ENTRIES SUPPLIED.
★ ★ ★ ★

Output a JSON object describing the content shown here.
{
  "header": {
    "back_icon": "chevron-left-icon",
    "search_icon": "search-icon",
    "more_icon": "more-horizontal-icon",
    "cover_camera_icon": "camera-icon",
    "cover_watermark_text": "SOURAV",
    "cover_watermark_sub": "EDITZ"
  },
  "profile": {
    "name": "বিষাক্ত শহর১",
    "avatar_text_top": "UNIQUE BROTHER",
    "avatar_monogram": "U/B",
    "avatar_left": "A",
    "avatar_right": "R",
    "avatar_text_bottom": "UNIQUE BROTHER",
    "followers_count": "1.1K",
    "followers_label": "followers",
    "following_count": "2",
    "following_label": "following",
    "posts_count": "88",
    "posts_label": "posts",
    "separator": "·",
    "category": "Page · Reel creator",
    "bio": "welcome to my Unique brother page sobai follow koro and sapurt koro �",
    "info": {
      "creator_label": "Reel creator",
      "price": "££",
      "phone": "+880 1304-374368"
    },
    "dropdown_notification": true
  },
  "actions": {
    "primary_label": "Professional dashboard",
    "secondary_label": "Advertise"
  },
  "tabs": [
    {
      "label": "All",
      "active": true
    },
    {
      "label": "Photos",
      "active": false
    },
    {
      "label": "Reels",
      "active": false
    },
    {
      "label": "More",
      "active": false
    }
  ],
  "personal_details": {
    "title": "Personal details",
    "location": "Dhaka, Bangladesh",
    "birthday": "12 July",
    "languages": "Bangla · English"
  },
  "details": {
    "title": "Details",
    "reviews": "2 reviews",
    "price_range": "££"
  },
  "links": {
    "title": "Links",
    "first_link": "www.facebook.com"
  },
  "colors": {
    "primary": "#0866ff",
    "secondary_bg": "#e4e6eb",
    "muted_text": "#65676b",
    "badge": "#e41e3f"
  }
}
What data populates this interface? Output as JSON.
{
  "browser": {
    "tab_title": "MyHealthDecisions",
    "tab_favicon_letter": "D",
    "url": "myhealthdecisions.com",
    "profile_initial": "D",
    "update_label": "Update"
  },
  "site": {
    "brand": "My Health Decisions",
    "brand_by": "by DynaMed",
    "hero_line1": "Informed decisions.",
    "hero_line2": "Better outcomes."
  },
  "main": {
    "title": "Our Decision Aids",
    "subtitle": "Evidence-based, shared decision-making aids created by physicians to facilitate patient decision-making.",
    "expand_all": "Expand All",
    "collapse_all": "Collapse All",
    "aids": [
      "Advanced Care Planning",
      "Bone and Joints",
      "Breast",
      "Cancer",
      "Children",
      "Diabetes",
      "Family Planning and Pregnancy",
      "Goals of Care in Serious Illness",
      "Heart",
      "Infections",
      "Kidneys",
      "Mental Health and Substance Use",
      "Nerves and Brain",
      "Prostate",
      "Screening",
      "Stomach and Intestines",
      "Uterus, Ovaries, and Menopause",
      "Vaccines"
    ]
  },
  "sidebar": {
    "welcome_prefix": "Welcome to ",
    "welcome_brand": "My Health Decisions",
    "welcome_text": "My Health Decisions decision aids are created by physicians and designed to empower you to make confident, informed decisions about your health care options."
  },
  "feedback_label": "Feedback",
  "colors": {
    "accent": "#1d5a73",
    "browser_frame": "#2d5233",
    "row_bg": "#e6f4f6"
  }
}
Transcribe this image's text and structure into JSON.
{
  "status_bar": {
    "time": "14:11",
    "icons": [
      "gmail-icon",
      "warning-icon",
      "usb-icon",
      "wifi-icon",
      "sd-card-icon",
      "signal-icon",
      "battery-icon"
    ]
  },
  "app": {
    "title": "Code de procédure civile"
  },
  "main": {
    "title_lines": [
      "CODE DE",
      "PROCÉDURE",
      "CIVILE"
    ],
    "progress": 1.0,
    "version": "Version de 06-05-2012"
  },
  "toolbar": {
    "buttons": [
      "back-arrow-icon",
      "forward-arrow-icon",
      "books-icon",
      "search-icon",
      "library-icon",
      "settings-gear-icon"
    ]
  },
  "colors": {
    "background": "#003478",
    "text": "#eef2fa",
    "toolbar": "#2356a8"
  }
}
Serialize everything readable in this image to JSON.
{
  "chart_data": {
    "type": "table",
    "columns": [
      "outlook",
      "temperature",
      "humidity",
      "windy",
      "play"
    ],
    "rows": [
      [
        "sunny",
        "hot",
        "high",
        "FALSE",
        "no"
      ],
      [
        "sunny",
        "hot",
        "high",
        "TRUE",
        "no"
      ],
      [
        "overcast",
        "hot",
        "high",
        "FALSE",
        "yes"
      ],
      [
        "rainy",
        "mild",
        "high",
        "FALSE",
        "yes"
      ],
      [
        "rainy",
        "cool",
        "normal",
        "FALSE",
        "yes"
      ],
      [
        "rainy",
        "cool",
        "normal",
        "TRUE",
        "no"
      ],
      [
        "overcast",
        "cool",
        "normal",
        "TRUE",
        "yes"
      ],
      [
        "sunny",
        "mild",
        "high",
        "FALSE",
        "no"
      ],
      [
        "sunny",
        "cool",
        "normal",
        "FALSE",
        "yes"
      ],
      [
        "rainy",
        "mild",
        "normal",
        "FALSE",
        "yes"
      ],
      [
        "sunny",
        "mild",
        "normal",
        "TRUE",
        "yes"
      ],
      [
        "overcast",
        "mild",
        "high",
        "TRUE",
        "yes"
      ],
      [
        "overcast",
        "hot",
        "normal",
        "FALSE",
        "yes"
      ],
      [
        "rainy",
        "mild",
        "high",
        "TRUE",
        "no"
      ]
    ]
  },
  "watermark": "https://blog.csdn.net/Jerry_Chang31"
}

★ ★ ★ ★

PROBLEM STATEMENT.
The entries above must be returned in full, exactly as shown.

ANSWER.
Output a JSON object describing the content shown here.
{
  "header": {
    "back_icon": "chevron-left-icon",
    "search_icon": "search-icon",
    "more_icon": "more-horizontal-icon",
    "cover_camera_icon": "camera-icon",
    "cover_watermark_text": "SOURAV",
    "cover_watermark_sub": "EDITZ"
  },
  "profile": {
    "name": "বিষাক্ত শহর১",
    "avatar_text_top": "UNIQUE BROTHER",
    "avatar_monogram": "U/B",
    "avatar_left": "A",
    "avatar_right": "R",
    "avatar_text_bottom": "UNIQUE BROTHER",
    "followers_count": "1.1K",
    "followers_label": "followers",
    "following_count": "2",
    "following_label": "following",
    "posts_count": "88",
    "posts_label": "posts",
    "separator": "·",
    "category": "Page · Reel creator",
    "bio": "welcome to my Unique brother page sobai follow koro and sapurt koro �",
    "info": {
      "creator_label": "Reel creator",
      "price": "££",
      "phone": "+880 1304-374368"
    },
    "dropdown_notification": true
  },
  "actions": {
    "primary_label": "Professional dashboard",
    "secondary_label": "Advertise"
  },
  "tabs": [
    {
      "label": "All",
      "active": true
    },
    {
      "label": "Photos",
      "active": false
    },
    {
      "label": "Reels",
      "active": false
    },
    {
      "label": "More",
      "active": false
    }
  ],
  "personal_details": {
    "title": "Personal details",
    "location": "Dhaka, Bangladesh",
    "birthday": "12 July",
    "languages": "Bangla · English"
  },
  "details": {
    "title": "Details",
    "reviews": "2 reviews",
    "price_range": "££"
  },
  "links": {
    "title": "Links",
    "first_link": "www.facebook.com"
  },
  "colors": {
    "primary": "#0866ff",
    "secondary_bg": "#e4e6eb",
    "muted_text": "#65676b",
    "badge": "#e41e3f"
  }
}
What data populates this interface? Output as JSON.
{
  "browser": {
    "tab_title": "MyHealthDecisions",
    "tab_favicon_letter": "D",
    "url": "myhealthdecisions.com",
    "profile_initial": "D",
    "update_label": "Update"
  },
  "site": {
    "brand": "My Health Decisions",
    "brand_by": "by DynaMed",
    "hero_line1": "Informed decisions.",
    "hero_line2": "Better outcomes."
  },
  "main": {
    "title": "Our Decision Aids",
    "subtitle": "Evidence-based, shared decision-making aids created by physicians to facilitate patient decision-making.",
    "expand_all": "Expand All",
    "collapse_all": "Collapse All",
    "aids": [
      "Advanced Care Planning",
      "Bone and Joints",
      "Breast",
      "Cancer",
      "Children",
      "Diabetes",
      "Family Planning and Pregnancy",
      "Goals of Care in Serious Illness",
      "Heart",
      "Infections",
      "Kidneys",
      "Mental Health and Substance Use",
      "Nerves and Brain",
      "Prostate",
      "Screening",
      "Stomach and Intestines",
      "Uterus, Ovaries, and Menopause",
      "Vaccines"
    ]
  },
  "sidebar": {
    "welcome_prefix": "Welcome to ",
    "welcome_brand": "My Health Decisions",
    "welcome_text": "My Health Decisions decision aids are created by physicians and designed to empower you to make confident, informed decisions about your health care options."
  },
  "feedback_label": "Feedback",
  "colors": {
    "accent": "#1d5a73",
    "browser_frame": "#2d5233",
    "row_bg": "#e6f4f6"
  }
}
Transcribe this image's text and structure into JSON.
{
  "status_bar": {
    "time": "14:11",
    "icons": [
      "gmail-icon",
      "warning-icon",
      "usb-icon",
      "wifi-icon",
      "sd-card-icon",
      "signal-icon",
      "battery-icon"
    ]
  },
  "app": {
    "title": "Code de procédure civile"
  },
  "main": {
    "title_lines": [
      "CODE DE",
      "PROCÉDURE",
      "CIVILE"
    ],
    "progress": 1.0,
    "version": "Version de 06-05-2012"
  },
  "toolbar": {
    "buttons": [
      "back-arrow-icon",
      "forward-arrow-icon",
      "books-icon",
      "search-icon",
      "library-icon",
      "settings-gear-icon"
    ]
  },
  "colors": {
    "background": "#003478",
    "text": "#eef2fa",
    "toolbar": "#2356a8"
  }
}
Serialize everything readable in this image to JSON.
{
  "chart_data": {
    "type": "table",
    "columns": [
      "outlook",
      "temperature",
      "humidity",
      "windy",
      "play"
    ],
    "rows": [
      [
        "sunny",
        "hot",
        "high",
        "FALSE",
        "no"
      ],
      [
        "sunny",
        "hot",
        "high",
        "TRUE",
        "no"
      ],
      [
        "overcast",
        "hot",
        "high",
        "FALSE",
        "yes"
      ],
      [
        "rainy",
        "mild",
        "high",
        "FALSE",
        "yes"
      ],
      [
        "rainy",
        "cool",
        "normal",
        "FALSE",
        "yes"
      ],
      [
        "rainy",
        "cool",
        "normal",
        "TRUE",
        "no"
      ],
      [
        "overcast",
        "cool",
        "normal",
        "TRUE",
        "yes"
      ],
      [
        "sunny",
        "mild",
        "high",
        "FALSE",
        "no"
      ],
      [
        "sunny",
        "cool",
        "normal",
        "FALSE",
        "yes"
      ],
      [
        "rainy",
        "mild",
        "normal",
        "FALSE",
        "yes"
      ],
      [
        "sunny",
        "mild",
        "normal",
        "TRUE",
        "yes"
      ],
      [
        "overcast",
        "mild",
        "high",
        "TRUE",
        "yes"
      ],
      [
        "overcast",
        "hot",
        "normal",
        "FALSE",
        "yes"
      ],
      [
        "rainy",
        "mild",
        "high",
        "TRUE",
        "no"
      ]
    ]
  },
  "watermark": "https://blog.csdn.net/Jerry_Chang31"
}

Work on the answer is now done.